Under the Sarbanes-Oxley Act, public accounting firms must register with the PCAOB before they can prepare or issue an audit report for a public company or a broker-dealer. As such, registered firms must follow the board’s auditing standards and are subject to inspections and potential enforcement actions.

However, the PCAOB stresses that registration in and of itself doesn’t indicate that a firm provides high-quality service. In its rule proposal, the board said:

[W]e have noted instances where some registered firms have claimed on their websites that PCAOB registration is a “seal of approval” and a “mark of excellence.” They also have stated, for example, that PCAOB registration is a distinction that empowers them to deliver the “highest level of service and expertise” to clients.

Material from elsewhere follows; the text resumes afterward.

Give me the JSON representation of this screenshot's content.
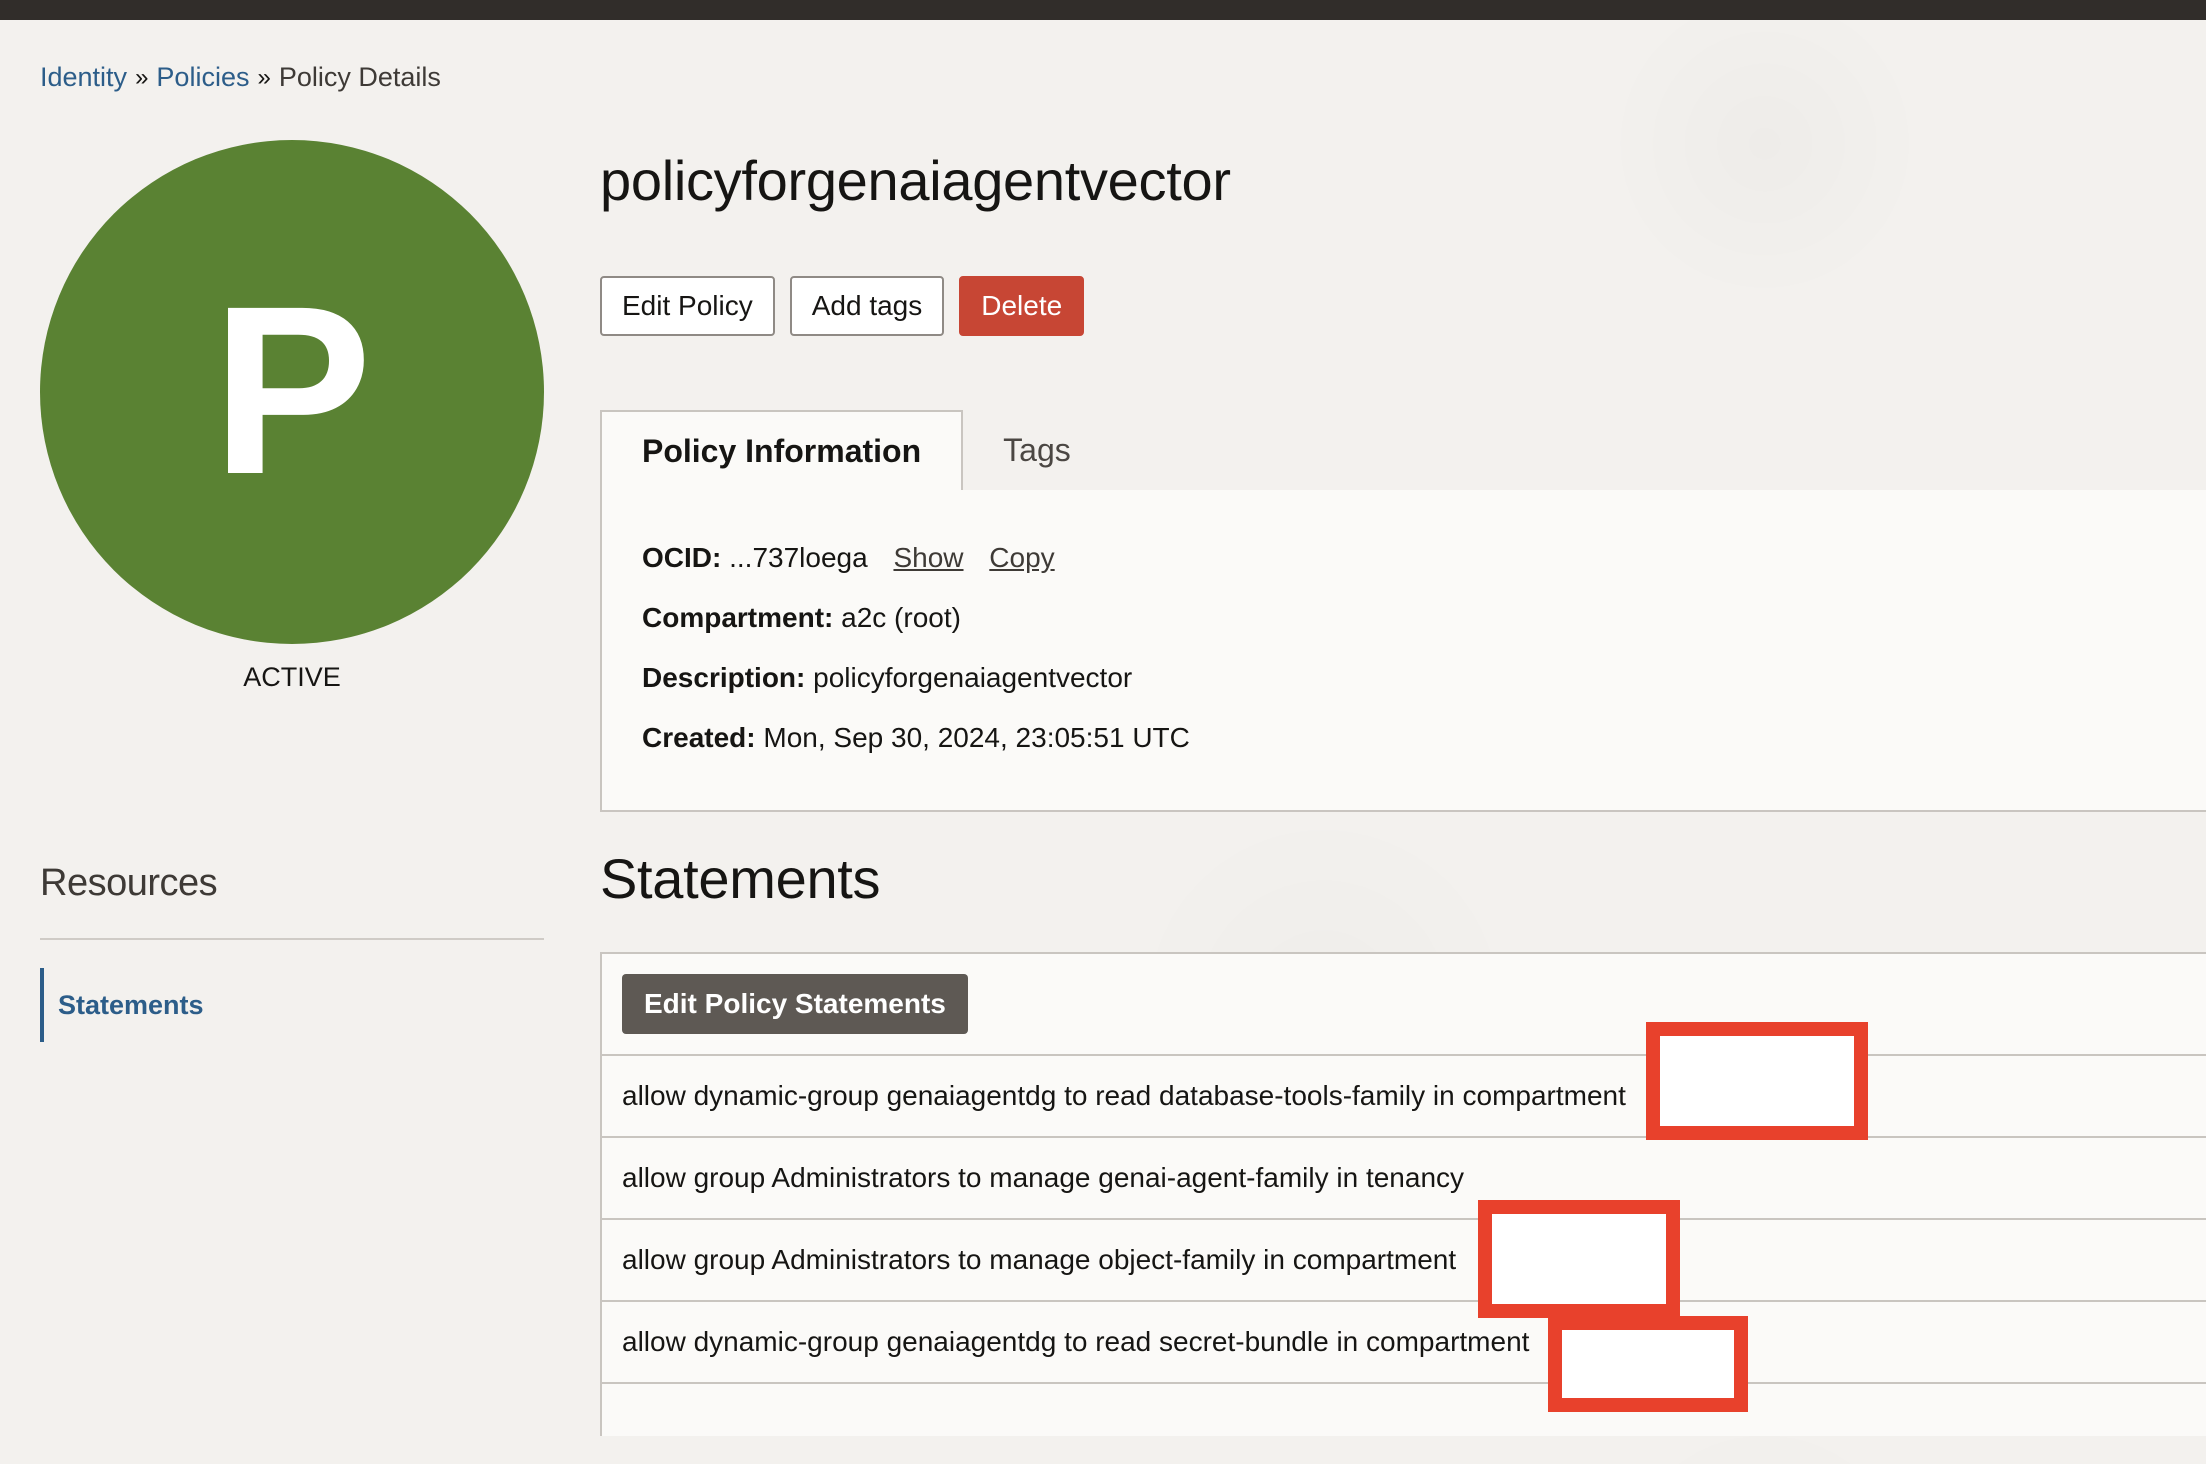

However, PCAOB registration is not a seal of approval, and … mischaracterizations about the significance of PCAOB registration may cause market participants—including investors, clients, potential clients, audit committees, and the general public—to draw inaccurate conclusions about the extent of the PCAOB’s oversight authority over the firm or the quality of services provided by the firm or registered firms in general.

There currently isn’t a PCAOB rule or standard that limits how a registered firm or its associated persons may characterize the firm’s registration and oversight in marketing and other external communications.

Erica Williams

“PCAOB registration is not an advertising gimmick for firms,” PCAOB Chair Erica Williams said in a statement. “In order to protect investors from misinformation, there must be consequences when firms misrepresent their registration status or what it means.”

The proposal—Rule 2400, False or Misleading Statements Concerning PCAOB Registration and Oversight—would strengthen investor protection and confidence in three ways, according to the board:

1. Establishing a general prohibition on false or misleading statements concerning registration: The proposed rule would generally prohibit a registered firm and its associated persons from making false or misleading statements concerning the firm’s PCAOB registration status, including the extent of the board’s oversight over the firm’s services.

2. Providing specificity about the application of the general prohibition: The rule would set forth a non-exhaustive list of scenarios that would violate the general prohibition. These include certain statements regarding PCAOB registration and oversight that:

  • State or imply the PCAOB sponsors, recommends, or otherwise endorses the firm or its services;
  • Are made by a firm that is not currently subject to PCAOB oversight;
  • Refer to particular services that are not subject to PCAOB oversight;
  • Appear in auditor’s reports for clients other than issuers or broker-dealers; or
  • Are made about a firm with a pending request to withdraw from PCAOB registration.

3. Codifying the board’s practice of considering false or misleading statements during the registration process. The final provision would codify the board’s current practice of considering any prior false or misleading statements made by an applicant firm or its personnel regarding the firm’s registration status, including the extent of PCAOB oversight of the firm, when reviewing an application for registration with the PCAOB from the firm.

The proposed rule also includes a new procedural mechanism—proposed new paragraph (h), Constructive Withdrawal Requests, of existing PCAOB Rule 2107, Withdrawal from Registration—that would permit the board, under specified conditions, to:

  • Treat a registered firm’s failures both to file annual reports to the PCAOB and to pay annual fees to the board for at least two consecutive reporting years as a constructive request for leave to withdraw from PCAOB registration, and
  • To deem the firm’s registration withdrawn.

The deadline for public comment on the proposal is April 12, 2024.